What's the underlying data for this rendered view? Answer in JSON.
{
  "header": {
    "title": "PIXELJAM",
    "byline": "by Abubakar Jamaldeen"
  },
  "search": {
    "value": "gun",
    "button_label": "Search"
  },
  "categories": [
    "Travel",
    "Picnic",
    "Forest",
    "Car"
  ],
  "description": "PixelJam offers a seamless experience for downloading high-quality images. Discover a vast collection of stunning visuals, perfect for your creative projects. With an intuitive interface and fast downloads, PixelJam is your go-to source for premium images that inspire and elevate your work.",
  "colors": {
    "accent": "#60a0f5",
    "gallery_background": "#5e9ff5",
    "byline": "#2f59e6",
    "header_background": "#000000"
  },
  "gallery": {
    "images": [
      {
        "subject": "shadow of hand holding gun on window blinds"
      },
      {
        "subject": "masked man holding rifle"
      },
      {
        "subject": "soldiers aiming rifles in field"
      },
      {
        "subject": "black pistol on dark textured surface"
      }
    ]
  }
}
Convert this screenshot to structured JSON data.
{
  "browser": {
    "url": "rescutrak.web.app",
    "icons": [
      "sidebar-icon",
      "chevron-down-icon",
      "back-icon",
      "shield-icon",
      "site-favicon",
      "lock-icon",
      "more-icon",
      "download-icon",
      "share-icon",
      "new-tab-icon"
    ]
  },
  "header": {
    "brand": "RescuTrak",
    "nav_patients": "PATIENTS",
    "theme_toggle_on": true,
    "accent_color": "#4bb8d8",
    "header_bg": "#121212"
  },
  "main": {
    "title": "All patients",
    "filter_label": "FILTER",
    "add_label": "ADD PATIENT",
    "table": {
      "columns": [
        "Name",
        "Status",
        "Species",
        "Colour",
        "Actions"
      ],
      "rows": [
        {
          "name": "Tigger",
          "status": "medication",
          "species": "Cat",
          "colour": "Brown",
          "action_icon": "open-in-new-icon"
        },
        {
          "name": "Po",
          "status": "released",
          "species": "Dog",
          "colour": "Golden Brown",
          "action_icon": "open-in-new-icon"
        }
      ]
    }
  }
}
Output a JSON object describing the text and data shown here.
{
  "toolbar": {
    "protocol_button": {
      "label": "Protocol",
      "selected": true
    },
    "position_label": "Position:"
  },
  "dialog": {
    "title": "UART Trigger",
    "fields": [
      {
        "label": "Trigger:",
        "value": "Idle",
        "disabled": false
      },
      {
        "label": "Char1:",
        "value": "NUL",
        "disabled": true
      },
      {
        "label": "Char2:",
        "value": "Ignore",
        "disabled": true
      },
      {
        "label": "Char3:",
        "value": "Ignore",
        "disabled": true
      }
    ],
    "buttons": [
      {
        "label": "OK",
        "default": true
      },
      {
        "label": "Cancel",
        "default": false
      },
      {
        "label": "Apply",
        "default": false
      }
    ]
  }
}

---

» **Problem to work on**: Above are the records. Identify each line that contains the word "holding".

» **Solution**:
        "subject": "shadow of hand holding gun on window blinds"
        "subject": "masked man holding rifle"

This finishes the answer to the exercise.